  • Kittens: Similar protocol – begin at 2-3 weeks, with follow-ups every two weeks.

As they grow, maintaining a regular deworming schedule will depend on lifestyle and risk factors, which your vet will be happy to discuss with you.

Adult Pets Maintenance

As your pet matures, the type of preventive treatment and the frequency will change. By the time they reach adulthood, most pets should be on some form of monthly preventative medication. The sweet spot for these treatments will vary, often based on where you live, how much time your pet spends outdoors, and any other existing health concerns.

Remember, a regular pet checkup in Springfield, TN, or any town for that matter, is a must. This checkup gives your vet a chance to evaluate your pet’s health and determine whether any adjustments to their parasite prevention plan are needed.

Senior Pets Golden Years

Older pets aren’t out of the woods when it comes to parasites. In fact, as their immune systems age, they might become more susceptible to infestations. Therefore, keep up with their regular health monitoring and preventive treatments throughout their lives.

External Parasites

When it comes to fleas and ticks, it’s always better to prevent them than to treat them. Typically, flea and tick preventatives are administered monthly, but some long-lasting products can cover your pet for longer periods. Since these pesky parasites know no age limit, your pet should be protected throughout its entire life.

Heartworm Prevention

Heartworm is a serious and potentially fatal disease transmitted by mosquitoes. In areas where mosquitoes are prevalent, vets agree that dogs should be kept on a year-round heartworm prevention regimen.

Geography Matters

Different areas have different parasite risks. For instance, certain tick-borne diseases may be more prevalent in the Northeast compared to the Southwest. Local climate can influence the presence of heartworm-carrying mosquitoes too.

Year-Round vs. Seasonal Prevention

This is a hotly debated topic among pet owners and veterinary experts. Here are some important points to consider:

  • Year-Round Prevention:

    • Climate Change: Warmer temperatures extend the life cycles of many parasites.
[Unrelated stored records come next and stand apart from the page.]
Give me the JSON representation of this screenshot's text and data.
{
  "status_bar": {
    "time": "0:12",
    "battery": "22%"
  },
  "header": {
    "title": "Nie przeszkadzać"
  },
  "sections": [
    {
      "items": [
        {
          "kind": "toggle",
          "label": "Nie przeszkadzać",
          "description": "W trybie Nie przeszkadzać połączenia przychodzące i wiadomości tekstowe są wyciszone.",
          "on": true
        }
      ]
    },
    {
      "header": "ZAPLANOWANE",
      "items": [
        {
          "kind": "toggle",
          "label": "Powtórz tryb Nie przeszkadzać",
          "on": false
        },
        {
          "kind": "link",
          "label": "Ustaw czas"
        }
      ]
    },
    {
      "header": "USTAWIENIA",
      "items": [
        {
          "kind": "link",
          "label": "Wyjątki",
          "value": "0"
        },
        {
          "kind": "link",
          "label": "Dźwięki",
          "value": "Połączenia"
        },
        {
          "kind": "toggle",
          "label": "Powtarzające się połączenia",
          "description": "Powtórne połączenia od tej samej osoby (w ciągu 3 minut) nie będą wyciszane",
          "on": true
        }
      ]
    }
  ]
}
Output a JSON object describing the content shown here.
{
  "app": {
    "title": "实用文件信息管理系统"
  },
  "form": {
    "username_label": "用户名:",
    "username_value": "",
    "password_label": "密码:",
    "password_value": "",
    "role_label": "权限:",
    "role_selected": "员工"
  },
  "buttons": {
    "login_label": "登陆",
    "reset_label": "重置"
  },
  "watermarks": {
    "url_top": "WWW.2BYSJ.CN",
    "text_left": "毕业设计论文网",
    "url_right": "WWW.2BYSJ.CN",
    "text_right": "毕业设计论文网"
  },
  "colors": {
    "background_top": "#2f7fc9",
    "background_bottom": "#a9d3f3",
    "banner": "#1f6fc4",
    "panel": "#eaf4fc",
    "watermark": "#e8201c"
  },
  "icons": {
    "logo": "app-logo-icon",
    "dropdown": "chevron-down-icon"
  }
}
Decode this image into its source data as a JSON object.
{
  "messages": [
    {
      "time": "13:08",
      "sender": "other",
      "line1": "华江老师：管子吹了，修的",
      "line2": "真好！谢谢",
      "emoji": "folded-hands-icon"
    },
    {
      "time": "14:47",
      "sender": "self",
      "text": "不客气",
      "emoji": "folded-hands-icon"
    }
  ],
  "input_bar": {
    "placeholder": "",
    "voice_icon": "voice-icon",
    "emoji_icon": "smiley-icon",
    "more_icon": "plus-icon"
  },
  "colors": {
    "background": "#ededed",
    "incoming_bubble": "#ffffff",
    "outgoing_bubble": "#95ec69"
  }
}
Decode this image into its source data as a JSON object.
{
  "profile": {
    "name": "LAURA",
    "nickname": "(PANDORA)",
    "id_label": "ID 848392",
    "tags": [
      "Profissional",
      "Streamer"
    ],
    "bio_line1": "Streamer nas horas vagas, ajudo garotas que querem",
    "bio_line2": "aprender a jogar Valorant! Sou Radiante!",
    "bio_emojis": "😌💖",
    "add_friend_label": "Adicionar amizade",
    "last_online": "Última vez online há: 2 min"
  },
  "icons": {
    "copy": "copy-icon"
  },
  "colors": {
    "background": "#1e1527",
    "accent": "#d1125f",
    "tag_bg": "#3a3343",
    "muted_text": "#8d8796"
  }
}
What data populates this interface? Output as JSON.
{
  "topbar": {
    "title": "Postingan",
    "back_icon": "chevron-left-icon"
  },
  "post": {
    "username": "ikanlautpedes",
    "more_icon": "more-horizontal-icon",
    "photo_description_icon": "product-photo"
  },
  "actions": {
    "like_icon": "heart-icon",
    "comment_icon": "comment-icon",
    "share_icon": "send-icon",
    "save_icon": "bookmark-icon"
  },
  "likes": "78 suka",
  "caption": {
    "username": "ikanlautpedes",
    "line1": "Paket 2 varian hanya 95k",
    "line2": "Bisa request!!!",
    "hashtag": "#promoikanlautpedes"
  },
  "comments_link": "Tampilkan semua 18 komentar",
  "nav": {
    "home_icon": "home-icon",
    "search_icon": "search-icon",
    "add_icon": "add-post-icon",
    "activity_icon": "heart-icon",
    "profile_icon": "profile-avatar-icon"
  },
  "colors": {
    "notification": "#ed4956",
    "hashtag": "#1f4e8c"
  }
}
    • Indoor/Outdoor Lifestyle: Pets frequently move between indoor and outdoor environments, increasing exposure.

  • Seasonal Prevention:

    • Traditionally effective in regions with distinct seasons.

    • It may be sufficient in colder climates where parasite activity is minimal in winter.

  • Consult Your Vet: Your veterinarian can offer advice tailored to your pet’s specific needs and local environmental conditions.

What About Indoor Pets?

Even exclusive indoor dwellers aren’t immune to parasites. Fleas, for example, can hitch a ride into your home on your clothes or other pets. Therefore, it’s wise not to skip on their preventive treatments either.

Pro Tips for Keeping Track

  • Mark treatment dates on your calendar or set a reminder on your phone.

  • Use the same brand or type of prevention to ensure consistent protection.

  • Keep an open line of communication with your veterinary practice for updates on local parasite threats.

Knowing that a dog and cat dentist is readily available is reassuring when considering your pet’s dental health, but don’t forget about their broader health care, including parasite prevention.

Cost Considerations

Concerned about costs? Preventive treatments are invariably more wallet-friendly compared to treating a full-blown infestation or disease. Besides, can you really put a price on your peace of mind and your pet’s health?

What Else Can You Do?

Personal vigilance is also crucial. Regularly check your pet for ticks, keep your yard clean and trimmed, and ensure your home environment discourages pests from settling in. Also, stay current with dog vaccinations in Springfield, TN, or wherever you call home to prevent other serious diseases.

Final Thoughts

Starting preventive parasite control early in your pet’s life and maintaining a consistent routine is vital to their long-term health and happiness. Always rely on your vet’s expertise to tailor a suitable parasite prevention plan, considering age, lifestyle, and geographical risks. With a bit of foresight and some diligence, you’ll keep your beloved pet safe, sound, and ready to enjoy many wonderful years by your side.